The Current Situation:

The existing discussion is distorted by comparisons to the campaign for a $15.00 minimum wage by organized labour (who had in April 2014 campaigned for a $13.00 minimum wage) and recent referenda in large American cities.

How to decide on increases?

Some advocates call for the appointment of a “panel” to annually either decide upon an increase, or to confirm an increase created by a formula. This has the prospect of resulting in bad public policy where political factors triumph good decision-making.

Others prefer an annual increase based upon the provincial consumer price index (CPI), the provincial average weekly earnings (AWE), or a mix of the two.  Several jurisdictions have already moved to such regular, relatively predictable adjustments.

Should there be an increase prior to a formula coming into play?

Some advocates argue that since there has not been an increase in the minimum wage since May 1, 2012, that there needs to be a “catch-up” increase before an increase by formula comes into effect.

This would suggest that the three increases in 2011 and 2012 were not adequate for a few years, and that our existing rate is somehow uncompetitive with that of other jurisdictions.

What might have been the increase in the minimum wage had we been indexing increases against the CPI or AWE for the past 15 years?:

Year (Dec) Based on CPI Based on AWE Based on CPI/AWE
2001 8.00 8.00 8.00
2002 8.19 8.32 8.25
2003 8.37 8.33 8.35
2004 8.53 8.60 8.57
2005 8.70 8.97 8.84
2006 8.85 9.25 9.05
2007 9.01 9.48 9.24
2008 9.20 9.55 9.37
2009 9.20 9.68 9.44
2010 9.32 9.96 9.64
2011 9.54 10.23 9.89
2012 9.65 10.52 10.09
2013 9.64 10.63 10.14
Oct - 2014 9.74 11.05 10.39

The minimum wage would have increased to $9.54 (CPI), $10.23 (AWE) or $9.89 (combination of CPI and AWE) at the time the Government raised the minimum wage from $8.00/hour to $10.25/hour. It is striking how similar the increase is to the change in the Average Weekly Earnings – the more generous index.

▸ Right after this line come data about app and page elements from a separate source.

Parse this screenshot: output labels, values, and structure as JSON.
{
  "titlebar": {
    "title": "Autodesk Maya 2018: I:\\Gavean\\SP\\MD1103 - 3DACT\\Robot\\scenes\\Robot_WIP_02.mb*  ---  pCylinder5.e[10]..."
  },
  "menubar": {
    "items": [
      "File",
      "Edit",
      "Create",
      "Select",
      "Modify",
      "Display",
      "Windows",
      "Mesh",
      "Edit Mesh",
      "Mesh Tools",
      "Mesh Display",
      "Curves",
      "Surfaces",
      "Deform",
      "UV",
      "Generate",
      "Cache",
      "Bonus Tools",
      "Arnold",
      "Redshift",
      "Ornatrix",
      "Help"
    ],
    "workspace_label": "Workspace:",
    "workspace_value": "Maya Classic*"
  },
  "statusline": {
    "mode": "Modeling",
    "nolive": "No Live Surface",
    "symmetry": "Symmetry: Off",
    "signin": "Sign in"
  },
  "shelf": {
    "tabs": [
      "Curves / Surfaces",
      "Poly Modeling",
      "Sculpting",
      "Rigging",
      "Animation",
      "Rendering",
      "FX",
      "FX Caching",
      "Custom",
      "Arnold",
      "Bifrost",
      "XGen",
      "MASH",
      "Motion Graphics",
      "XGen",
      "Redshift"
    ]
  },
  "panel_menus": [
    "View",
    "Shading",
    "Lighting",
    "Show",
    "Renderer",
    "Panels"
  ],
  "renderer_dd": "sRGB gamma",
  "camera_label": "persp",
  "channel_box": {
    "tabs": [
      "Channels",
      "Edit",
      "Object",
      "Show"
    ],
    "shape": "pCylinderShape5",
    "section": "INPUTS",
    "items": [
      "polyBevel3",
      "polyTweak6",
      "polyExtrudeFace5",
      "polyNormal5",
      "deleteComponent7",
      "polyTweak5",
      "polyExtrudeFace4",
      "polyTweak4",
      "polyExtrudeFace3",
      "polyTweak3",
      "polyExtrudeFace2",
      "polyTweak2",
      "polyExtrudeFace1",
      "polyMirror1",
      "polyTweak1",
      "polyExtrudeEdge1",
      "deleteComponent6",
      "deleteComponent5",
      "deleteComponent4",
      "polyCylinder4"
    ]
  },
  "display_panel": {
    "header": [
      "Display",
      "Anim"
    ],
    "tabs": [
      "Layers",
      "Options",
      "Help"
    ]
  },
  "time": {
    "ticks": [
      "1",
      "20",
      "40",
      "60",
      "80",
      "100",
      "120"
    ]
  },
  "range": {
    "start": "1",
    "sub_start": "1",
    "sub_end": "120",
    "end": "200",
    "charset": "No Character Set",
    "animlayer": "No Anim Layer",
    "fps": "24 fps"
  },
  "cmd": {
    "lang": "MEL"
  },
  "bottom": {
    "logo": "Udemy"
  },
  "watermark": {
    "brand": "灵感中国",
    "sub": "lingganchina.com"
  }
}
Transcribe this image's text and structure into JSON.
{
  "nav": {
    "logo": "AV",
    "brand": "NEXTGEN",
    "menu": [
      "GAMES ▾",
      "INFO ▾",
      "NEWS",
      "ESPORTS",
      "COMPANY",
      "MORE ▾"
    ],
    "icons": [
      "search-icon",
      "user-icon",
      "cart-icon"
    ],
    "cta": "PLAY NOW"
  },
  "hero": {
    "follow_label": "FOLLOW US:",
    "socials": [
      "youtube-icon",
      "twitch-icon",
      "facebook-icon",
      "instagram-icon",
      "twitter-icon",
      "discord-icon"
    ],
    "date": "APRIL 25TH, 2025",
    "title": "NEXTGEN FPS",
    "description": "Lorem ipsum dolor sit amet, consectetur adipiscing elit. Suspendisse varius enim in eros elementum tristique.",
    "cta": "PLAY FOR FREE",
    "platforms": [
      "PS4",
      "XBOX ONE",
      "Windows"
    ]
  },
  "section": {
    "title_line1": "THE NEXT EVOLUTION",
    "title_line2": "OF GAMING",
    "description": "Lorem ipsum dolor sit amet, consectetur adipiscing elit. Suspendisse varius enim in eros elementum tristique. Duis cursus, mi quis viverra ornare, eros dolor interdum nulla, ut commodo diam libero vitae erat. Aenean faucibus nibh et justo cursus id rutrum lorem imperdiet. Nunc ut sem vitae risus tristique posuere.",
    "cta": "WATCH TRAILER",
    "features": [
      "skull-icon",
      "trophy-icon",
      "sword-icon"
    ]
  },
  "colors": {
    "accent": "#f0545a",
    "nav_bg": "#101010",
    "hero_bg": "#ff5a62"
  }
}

What would a “catch-up” increase for 2015 be if the CPI and AWE were followed for the past 3 years?:

Year (Dec) Based on CPI Based on AWE Based on CPI/AWE
2011 10.25 10.25 10.25
2012 10.36 10.54 10.45
2013 10.36 10.65 10.50
2014 10.47 11.07 10.77

An increase based entirely on average weekly earnings would result in British Columbia having the country’s highest minimum wage above Ontario’s $11.00 per hour. Even the combination would be 30 cents higher than the current second-highest province, Manitoba.

If you have any questions or concerns, please don’t hesitate to contact: Greg Wilson, Director of Government Relations (B.C.), Retail Council of Canada, (604) 730-5254, [email protected].

[Consumer Price Index and Average Weekly Earnings data from Statistics Canada web site.  Minimum wage data from Retail Council of Canada web site.]

Retail Council of Canada